• [Work order] Tell how many lines in these records contain the string "status", with only the number as the reply.

[Data records for software interfaces]
━━━

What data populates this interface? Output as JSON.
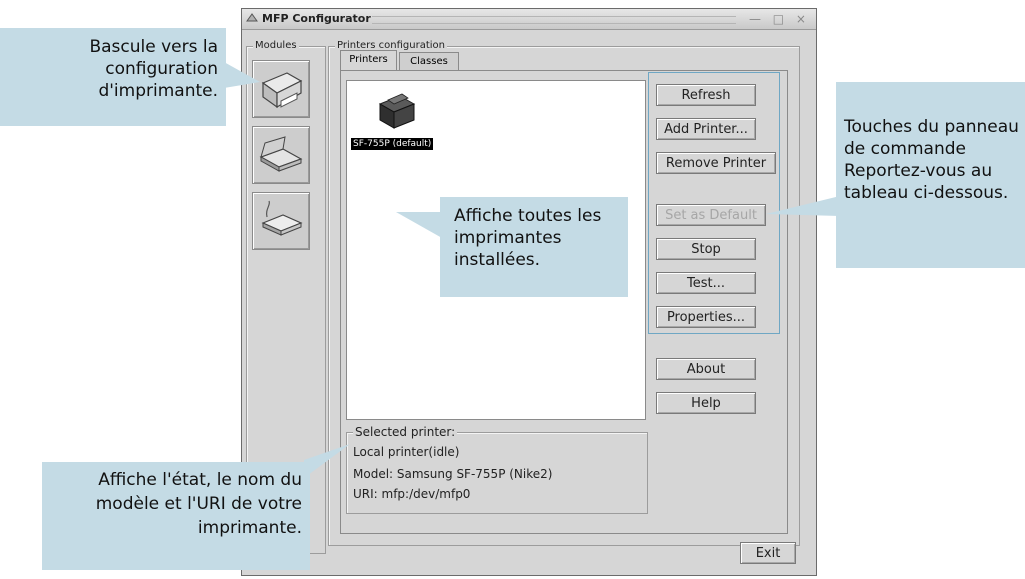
{
  "window": {
    "title": "MFP Configurator",
    "controls": "— □ ×"
  },
  "modules_label": "Modules",
  "printers_config_label": "Printers configuration",
  "tabs": [
    {
      "label": "Printers"
    },
    {
      "label": "Classes"
    }
  ],
  "printer_list": [
    {
      "name": "SF-755P (default)",
      "icon": "printer-icon"
    }
  ],
  "buttons": {
    "refresh": "Refresh",
    "add_printer": "Add Printer...",
    "remove_printer": "Remove Printer",
    "set_default": "Set as Default",
    "stop": "Stop",
    "test": "Test...",
    "properties": "Properties...",
    "about": "About",
    "help": "Help",
    "exit": "Exit"
  },
  "selected_printer": {
    "legend": "Selected printer:",
    "status": "Local printer(idle)",
    "model": "Model: Samsung SF-755P (Nike2)",
    "uri": "URI: mfp:/dev/mfp0"
  },
  "callouts": {
    "modules": "Bascule vers la configuration d'imprimante.",
    "printers": "Affiche toutes les imprimantes installées.",
    "controls": "Touches du panneau de commande Reportez-vous au tableau ci-dessous.",
    "status": "Affiche l'état, le nom du modèle et l'URI de votre imprimante."
  },
  "colors": {
    "callout_bg": "#c4dbe5",
    "window_bg": "#d6d6d6"
  }
}
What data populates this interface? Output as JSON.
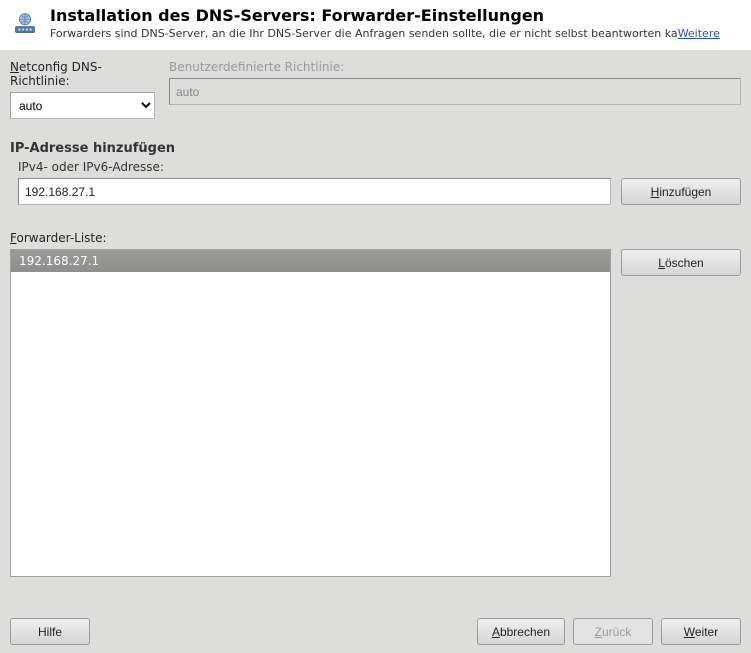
{
  "header": {
    "title": "Installation des DNS-Servers: Forwarder-Einstellungen",
    "subtitle_prefix": "Forwarders sind DNS-Server, an die Ihr DNS-Server die Anfragen senden sollte, die er nicht selbst beantworten ka",
    "weitere": "Weitere"
  },
  "policy": {
    "label": "Netconfig DNS-Richtlinie:",
    "value": "auto",
    "custom_label": "Benutzerdefinierte Richtlinie:",
    "custom_value": "auto"
  },
  "add_section": {
    "title": "IP-Adresse hinzufügen",
    "sublabel": "IPv4- oder IPv6-Adresse:",
    "value": "192.168.27.1",
    "add_btn_pre": "H",
    "add_btn_rest": "inzufügen"
  },
  "list": {
    "label": "Forwarder-Liste:",
    "items": [
      "192.168.27.1"
    ],
    "delete_btn_pre": "L",
    "delete_btn_rest": "öschen"
  },
  "footer": {
    "help": "Hilfe",
    "abort_pre": "A",
    "abort_rest": "bbrechen",
    "back_pre": "Z",
    "back_rest": "urück",
    "next_pre": "W",
    "next_rest": "eiter"
  }
}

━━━

• [Reply] 2